*** Opening of Input ***

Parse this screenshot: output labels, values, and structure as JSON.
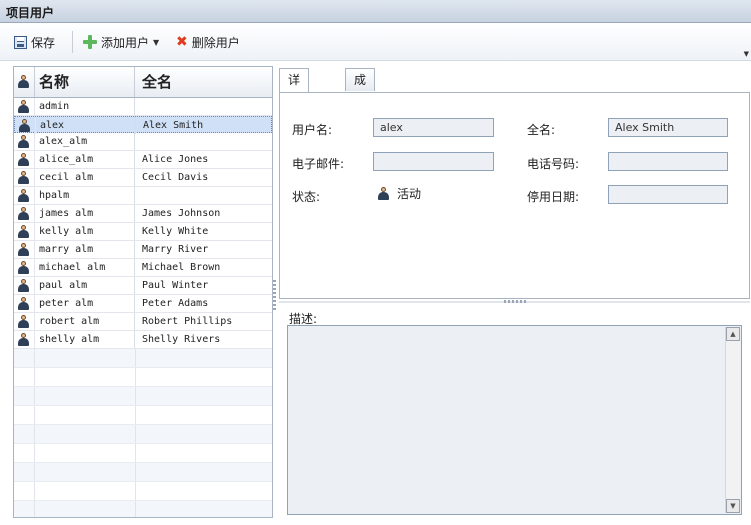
{
  "window": {
    "title": "项目用户"
  },
  "toolbar": {
    "save_label": "保存",
    "add_user_label": "添加用户",
    "delete_user_label": "删除用户"
  },
  "grid": {
    "columns": [
      "名称",
      "全名"
    ],
    "rows": [
      {
        "name": "admin",
        "full_name": ""
      },
      {
        "name": "alex",
        "full_name": "Alex Smith"
      },
      {
        "name": "alex_alm",
        "full_name": ""
      },
      {
        "name": "alice_alm",
        "full_name": "Alice Jones"
      },
      {
        "name": "cecil alm",
        "full_name": "Cecil Davis"
      },
      {
        "name": "hpalm",
        "full_name": ""
      },
      {
        "name": "james alm",
        "full_name": "James Johnson"
      },
      {
        "name": "kelly alm",
        "full_name": "Kelly White"
      },
      {
        "name": "marry alm",
        "full_name": "Marry River"
      },
      {
        "name": "michael alm",
        "full_name": "Michael Brown"
      },
      {
        "name": "paul alm",
        "full_name": "Paul Winter"
      },
      {
        "name": "peter alm",
        "full_name": "Peter Adams"
      },
      {
        "name": "robert alm",
        "full_name": "Robert Phillips"
      },
      {
        "name": "shelly alm",
        "full_name": "Shelly Rivers"
      }
    ],
    "selected_index": 1
  },
  "tabs": [
    "详细信息",
    "成员资格"
  ],
  "details": {
    "username_label": "用户名:",
    "username_value": "alex",
    "fullname_label": "全名:",
    "fullname_value": "Alex Smith",
    "email_label": "电子邮件:",
    "email_value": "",
    "phone_label": "电话号码:",
    "phone_value": "",
    "status_label": "状态:",
    "status_value": "活动",
    "deactivation_label": "停用日期:",
    "deactivation_value": ""
  },
  "description": {
    "label": "描述:"
  }
}
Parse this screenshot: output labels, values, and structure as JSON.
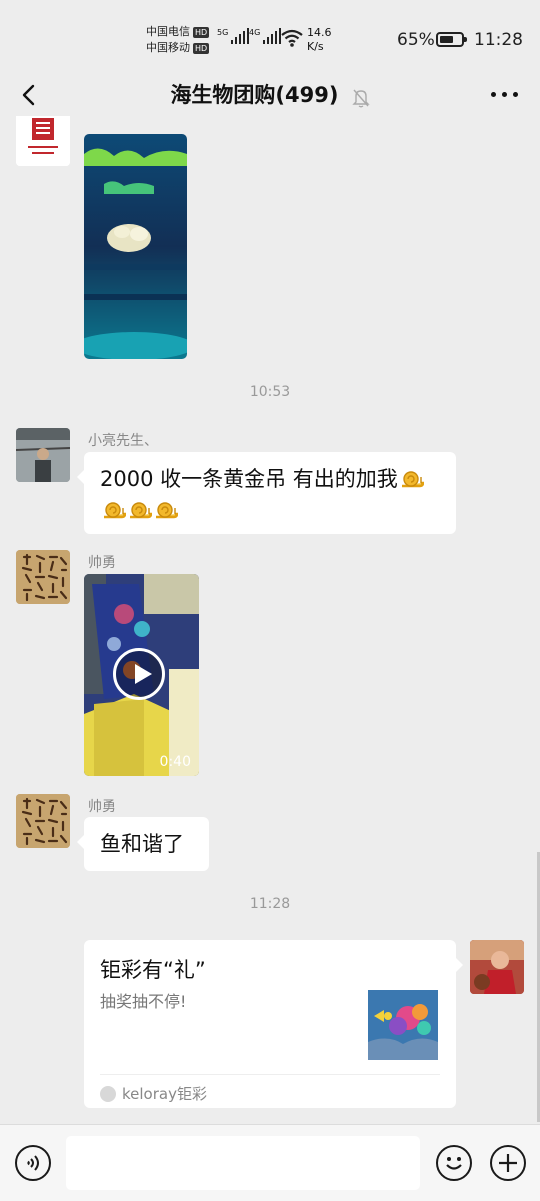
{
  "status_bar": {
    "carrier_1": "中国电信",
    "carrier_2": "中国移动",
    "hd_badge": "HD",
    "net_5g": "5G",
    "net_4g": "4G",
    "speed_value": "14.6",
    "speed_unit": "K/s",
    "battery_percent": "65%",
    "battery_level": 0.65,
    "time": "11:28"
  },
  "header": {
    "title": "海生物团购(499)"
  },
  "messages": {
    "time_1": "10:53",
    "msg_1": {
      "sender": "小亮先生、",
      "text": "2000 收一条黄金吊 有出的加我",
      "emoji": "🐌",
      "emoji_count": 4
    },
    "msg_2": {
      "sender": "帅勇",
      "video_duration": "0:40"
    },
    "msg_3": {
      "sender": "帅勇",
      "text": "鱼和谐了"
    },
    "time_2": "11:28",
    "card": {
      "title": "钜彩有“礼”",
      "subtitle": "抽奖抽不停!",
      "source": "keloray钜彩"
    }
  },
  "colors": {
    "background": "#ededed",
    "bubble": "#ffffff",
    "secondary_text": "#888888"
  }
}
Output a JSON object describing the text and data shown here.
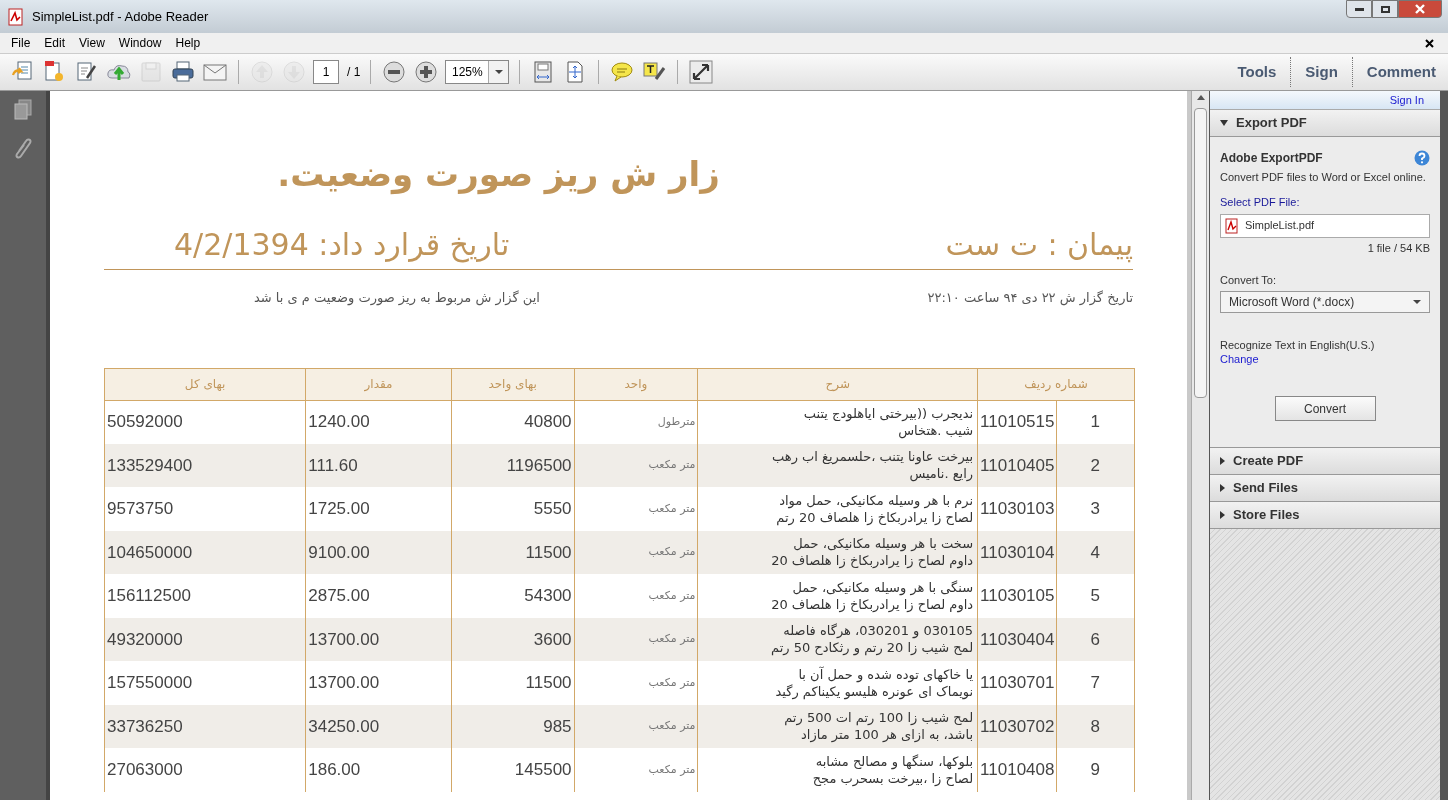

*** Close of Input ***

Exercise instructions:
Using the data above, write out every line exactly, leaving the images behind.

Exercise answer:
Parse this screenshot: output labels, values, and structure as JSON.
{
  "window": {
    "title": "项目用户"
  },
  "toolbar": {
    "save_label": "保存",
    "add_user_label": "添加用户",
    "delete_user_label": "删除用户"
  },
  "grid": {
    "columns": [
      "名称",
      "全名"
    ],
    "rows": [
      {
        "name": "admin",
        "full_name": ""
      },
      {
        "name": "alex",
        "full_name": "Alex Smith"
      },
      {
        "name": "alex_alm",
        "full_name": ""
      },
      {
        "name": "alice_alm",
        "full_name": "Alice Jones"
      },
      {
        "name": "cecil alm",
        "full_name": "Cecil Davis"
      },
      {
        "name": "hpalm",
        "full_name": ""
      },
      {
        "name": "james alm",
        "full_name": "James Johnson"
      },
      {
        "name": "kelly alm",
        "full_name": "Kelly White"
      },
      {
        "name": "marry alm",
        "full_name": "Marry River"
      },
      {
        "name": "michael alm",
        "full_name": "Michael Brown"
      },
      {
        "name": "paul alm",
        "full_name": "Paul Winter"
      },
      {
        "name": "peter alm",
        "full_name": "Peter Adams"
      },
      {
        "name": "robert alm",
        "full_name": "Robert Phillips"
      },
      {
        "name": "shelly alm",
        "full_name": "Shelly Rivers"
      }
    ],
    "selected_index": 1
  },
  "tabs": [
    "详细信息",
    "成员资格"
  ],
  "details": {
    "username_label": "用户名:",
    "username_value": "alex",
    "fullname_label": "全名:",
    "fullname_value": "Alex Smith",
    "email_label": "电子邮件:",
    "email_value": "",
    "phone_label": "电话号码:",
    "phone_value": "",
    "status_label": "状态:",
    "status_value": "活动",
    "deactivation_label": "停用日期:",
    "deactivation_value": ""
  },
  "description": {
    "label": "描述:"
  }
}
Parse this screenshot: output labels, values, and structure as JSON.
{
  "status_bar": {
    "carrier_1": "中国电信",
    "carrier_2": "中国移动",
    "hd_badge": "HD",
    "net_5g": "5G",
    "net_4g": "4G",
    "speed_value": "14.6",
    "speed_unit": "K/s",
    "battery_percent": "65%",
    "battery_level": 0.65,
    "time": "11:28"
  },
  "header": {
    "title": "海生物团购(499)"
  },
  "messages": {
    "time_1": "10:53",
    "msg_1": {
      "sender": "小亮先生、",
      "text": "2000 收一条黄金吊 有出的加我",
      "emoji": "🐌",
      "emoji_count": 4
    },
    "msg_2": {
      "sender": "帅勇",
      "video_duration": "0:40"
    },
    "msg_3": {
      "sender": "帅勇",
      "text": "鱼和谐了"
    },
    "time_2": "11:28",
    "card": {
      "title": "钜彩有“礼”",
      "subtitle": "抽奖抽不停!",
      "source": "keloray钜彩"
    }
  },
  "colors": {
    "background": "#ededed",
    "bubble": "#ffffff",
    "secondary_text": "#888888"
  }
}
Output a JSON object describing the text and data shown here.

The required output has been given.